Argentina’s Macri faces growing discontent amid economic woes


Marcelo Camargo | Agência Brasil via Flickr

Argentina's president, Mauricio Macri, is received in Brazil on Feb. 7, 2017. The Argentine peso closed at an all-time low April 26 amid an economic crisis spurred on by inflation and high unemployment.

With the economy in shambles and a $56 billion credit line from the International Monetary Fund, the Argentine peso closed at an all-time low April 26 at 45.95 to the dollar. The volatility of the economy brings various social and humanitarian implications, and President Mauricio Macri is feeling the pressure.

According to the Argentine Social Debt Observatory of the Catholic University of Argentina (ODSA-UCA), almost a third of the population has fallen below the poverty line. This leaves plenty of citizens lacking basic necessities such as food, shelter and access to health care.

Daniel Galleano, a native Argentine from the country’s capital of Buenos Aires now living in Chicago, is able to see from a distance the impact the inflation of the Argentine peso has had on friends and family back home. A family friend of Galleano was diagnosed with breast cancer and struggles to afford the medication she needs to survive.

“The price of the medicine is fixed in dollars and is very expensive,” Galleano said. “I give money to her, some people of my family give money to her, but it’s not enough to cover everything.”

Argentina hasn’t seen such economic disparity since the crisis of 2001 when the country defaulted on an $85 billion debt which resulted in the unemployment rate rising to a peak of 22.5 percent and the urban poverty rate to reach a staggering 57.5 percent. Thousands took to the streets in December of that year, rioting and looting; then-President Fernando de la Rúa declared a state of siege.

Today, many concerned and at-risk citizens are also taking to the streets to protest rising poverty and a high unemployment rate that’s being exacerbated by the double-digit inflation. In response, Macri has been implementing austerity measures by reducing government spending and raising taxes.

Carolina Sternberg, chair of DePaul’s Latin American and Latino Studies program and native Argentine, said the current economic woes in Argentina can be traced back to the beginning of Macri’s administration in 2015.

“The budget he had for national research is in critical conditions now,” Sternberg said. “As a consequence of that, we are now experiencing a ‘brain drain’ [in Argentina] and a lot of people are looking for positions as researchers and scholars elsewhere.”

Public education has also been slashed by more than 50 percent, and the central bank has set a 60 percent interest rate, according to Sternberg.

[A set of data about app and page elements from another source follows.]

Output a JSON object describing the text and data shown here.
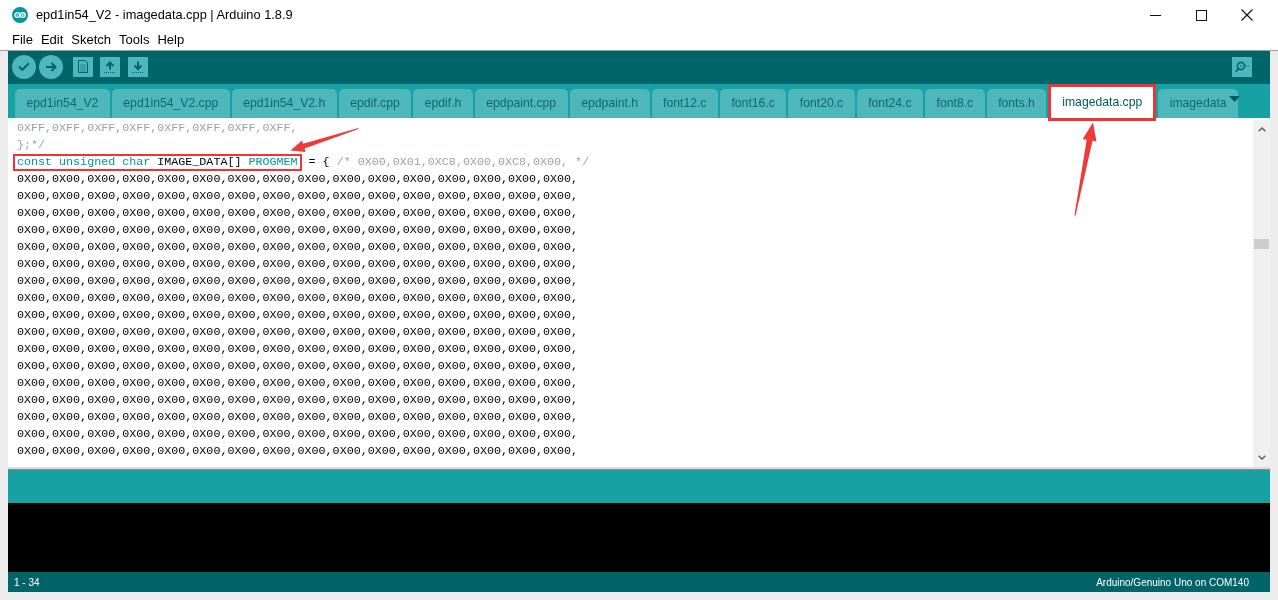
{
  "window": {
    "title": "epd1in54_V2 - imagedata.cpp | Arduino 1.8.9"
  },
  "menu": [
    "File",
    "Edit",
    "Sketch",
    "Tools",
    "Help"
  ],
  "tabs": [
    {
      "label": "epd1in54_V2",
      "selected": false,
      "highlighted": false
    },
    {
      "label": "epd1in54_V2.cpp",
      "selected": false,
      "highlighted": false
    },
    {
      "label": "epd1in54_V2.h",
      "selected": false,
      "highlighted": false
    },
    {
      "label": "epdif.cpp",
      "selected": false,
      "highlighted": false
    },
    {
      "label": "epdif.h",
      "selected": false,
      "highlighted": false
    },
    {
      "label": "epdpaint.cpp",
      "selected": false,
      "highlighted": false
    },
    {
      "label": "epdpaint.h",
      "selected": false,
      "highlighted": false
    },
    {
      "label": "font12.c",
      "selected": false,
      "highlighted": false
    },
    {
      "label": "font16.c",
      "selected": false,
      "highlighted": false
    },
    {
      "label": "font20.c",
      "selected": false,
      "highlighted": false
    },
    {
      "label": "font24.c",
      "selected": false,
      "highlighted": false
    },
    {
      "label": "font8.c",
      "selected": false,
      "highlighted": false
    },
    {
      "label": "fonts.h",
      "selected": false,
      "highlighted": false
    },
    {
      "label": "imagedata.cpp",
      "selected": true,
      "highlighted": true
    },
    {
      "label": "imagedata",
      "selected": false,
      "highlighted": false
    }
  ],
  "editor": {
    "lines": [
      {
        "segments": [
          {
            "highlighted": false,
            "tokens": [
              {
                "kind": "comment",
                "text": "0XFF,0XFF,0XFF,0XFF,0XFF,0XFF,0XFF,0XFF,"
              }
            ]
          }
        ]
      },
      {
        "segments": [
          {
            "highlighted": false,
            "tokens": [
              {
                "kind": "comment",
                "text": "};*/"
              }
            ]
          }
        ]
      },
      {
        "segments": [
          {
            "highlighted": true,
            "tokens": [
              {
                "kind": "keyword",
                "text": "const unsigned char"
              },
              {
                "kind": "plain",
                "text": " IMAGE_DATA[] "
              },
              {
                "kind": "keyword",
                "text": "PROGMEM"
              }
            ]
          },
          {
            "highlighted": false,
            "tokens": [
              {
                "kind": "plain",
                "text": " = { "
              },
              {
                "kind": "comment",
                "text": "/* 0X00,0X01,0XC8,0X00,0XC8,0X00, */"
              }
            ]
          }
        ]
      },
      {
        "segments": [
          {
            "highlighted": false,
            "tokens": [
              {
                "kind": "plain",
                "text": "0X00,0X00,0X00,0X00,0X00,0X00,0X00,0X00,0X00,0X00,0X00,0X00,0X00,0X00,0X00,0X00,"
              }
            ]
          }
        ]
      },
      {
        "segments": [
          {
            "highlighted": false,
            "tokens": [
              {
                "kind": "plain",
                "text": "0X00,0X00,0X00,0X00,0X00,0X00,0X00,0X00,0X00,0X00,0X00,0X00,0X00,0X00,0X00,0X00,"
              }
            ]
          }
        ]
      },
      {
        "segments": [
          {
            "highlighted": false,
            "tokens": [
              {
                "kind": "plain",
                "text": "0X00,0X00,0X00,0X00,0X00,0X00,0X00,0X00,0X00,0X00,0X00,0X00,0X00,0X00,0X00,0X00,"
              }
            ]
          }
        ]
      },
      {
        "segments": [
          {
            "highlighted": false,
            "tokens": [
              {
                "kind": "plain",
                "text": "0X00,0X00,0X00,0X00,0X00,0X00,0X00,0X00,0X00,0X00,0X00,0X00,0X00,0X00,0X00,0X00,"
              }
            ]
          }
        ]
      },
      {
        "segments": [
          {
            "highlighted": false,
            "tokens": [
              {
                "kind": "plain",
                "text": "0X00,0X00,0X00,0X00,0X00,0X00,0X00,0X00,0X00,0X00,0X00,0X00,0X00,0X00,0X00,0X00,"
              }
            ]
          }
        ]
      },
      {
        "segments": [
          {
            "highlighted": false,
            "tokens": [
              {
                "kind": "plain",
                "text": "0X00,0X00,0X00,0X00,0X00,0X00,0X00,0X00,0X00,0X00,0X00,0X00,0X00,0X00,0X00,0X00,"
              }
            ]
          }
        ]
      },
      {
        "segments": [
          {
            "highlighted": false,
            "tokens": [
              {
                "kind": "plain",
                "text": "0X00,0X00,0X00,0X00,0X00,0X00,0X00,0X00,0X00,0X00,0X00,0X00,0X00,0X00,0X00,0X00,"
              }
            ]
          }
        ]
      },
      {
        "segments": [
          {
            "highlighted": false,
            "tokens": [
              {
                "kind": "plain",
                "text": "0X00,0X00,0X00,0X00,0X00,0X00,0X00,0X00,0X00,0X00,0X00,0X00,0X00,0X00,0X00,0X00,"
              }
            ]
          }
        ]
      },
      {
        "segments": [
          {
            "highlighted": false,
            "tokens": [
              {
                "kind": "plain",
                "text": "0X00,0X00,0X00,0X00,0X00,0X00,0X00,0X00,0X00,0X00,0X00,0X00,0X00,0X00,0X00,0X00,"
              }
            ]
          }
        ]
      },
      {
        "segments": [
          {
            "highlighted": false,
            "tokens": [
              {
                "kind": "plain",
                "text": "0X00,0X00,0X00,0X00,0X00,0X00,0X00,0X00,0X00,0X00,0X00,0X00,0X00,0X00,0X00,0X00,"
              }
            ]
          }
        ]
      },
      {
        "segments": [
          {
            "highlighted": false,
            "tokens": [
              {
                "kind": "plain",
                "text": "0X00,0X00,0X00,0X00,0X00,0X00,0X00,0X00,0X00,0X00,0X00,0X00,0X00,0X00,0X00,0X00,"
              }
            ]
          }
        ]
      },
      {
        "segments": [
          {
            "highlighted": false,
            "tokens": [
              {
                "kind": "plain",
                "text": "0X00,0X00,0X00,0X00,0X00,0X00,0X00,0X00,0X00,0X00,0X00,0X00,0X00,0X00,0X00,0X00,"
              }
            ]
          }
        ]
      },
      {
        "segments": [
          {
            "highlighted": false,
            "tokens": [
              {
                "kind": "plain",
                "text": "0X00,0X00,0X00,0X00,0X00,0X00,0X00,0X00,0X00,0X00,0X00,0X00,0X00,0X00,0X00,0X00,"
              }
            ]
          }
        ]
      },
      {
        "segments": [
          {
            "highlighted": false,
            "tokens": [
              {
                "kind": "plain",
                "text": "0X00,0X00,0X00,0X00,0X00,0X00,0X00,0X00,0X00,0X00,0X00,0X00,0X00,0X00,0X00,0X00,"
              }
            ]
          }
        ]
      },
      {
        "segments": [
          {
            "highlighted": false,
            "tokens": [
              {
                "kind": "plain",
                "text": "0X00,0X00,0X00,0X00,0X00,0X00,0X00,0X00,0X00,0X00,0X00,0X00,0X00,0X00,0X00,0X00,"
              }
            ]
          }
        ]
      },
      {
        "segments": [
          {
            "highlighted": false,
            "tokens": [
              {
                "kind": "plain",
                "text": "0X00,0X00,0X00,0X00,0X00,0X00,0X00,0X00,0X00,0X00,0X00,0X00,0X00,0X00,0X00,0X00,"
              }
            ]
          }
        ]
      },
      {
        "segments": [
          {
            "highlighted": false,
            "tokens": [
              {
                "kind": "plain",
                "text": "0X00,0X00,0X00,0X00,0X00,0X00,0X00,0X00,0X00,0X00,0X00,0X00,0X00,0X00,0X00,0X00,"
              }
            ]
          }
        ]
      }
    ]
  },
  "status_bar": {
    "line_range": "1 - 34",
    "board": "Arduino/Genuino Uno on COM140"
  }
}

In addition, a lot of jobs and businesses are currently at risk because there simply isn’t a demand to keep up with the supply and there is no stability in the market. The lack of money in circulation is also a contributing factor.

United States expat Dave Floerky owns two bars in Buenos Aires and said the poor economy is taking its toll.

“Businesses are closing everywhere as the current economic situation is rough,” he said. “Nobody has any money to spend going out during the week; fortunately for us, they still go out on weekends.”

“We should be able to weather the storm,” he added.

Analysts say the current state of the Argentine economy will be a key issue in the upcoming October presidential elections. While former president Cristina Fernández de Kirchner was expected to run against Macri, she announced on Saturday that she will instead be a vice presidential candidate alongside her former chief of staff, Alberto Fernández.

In a roughly 13-minute long video posted on social media, Kirchner references anxiety over the ability of Argentines to keep their jobs, the rising cost of living, high taxes and “an obscene financial gamble of astronomical interest rates and increasing borrowed dollars.”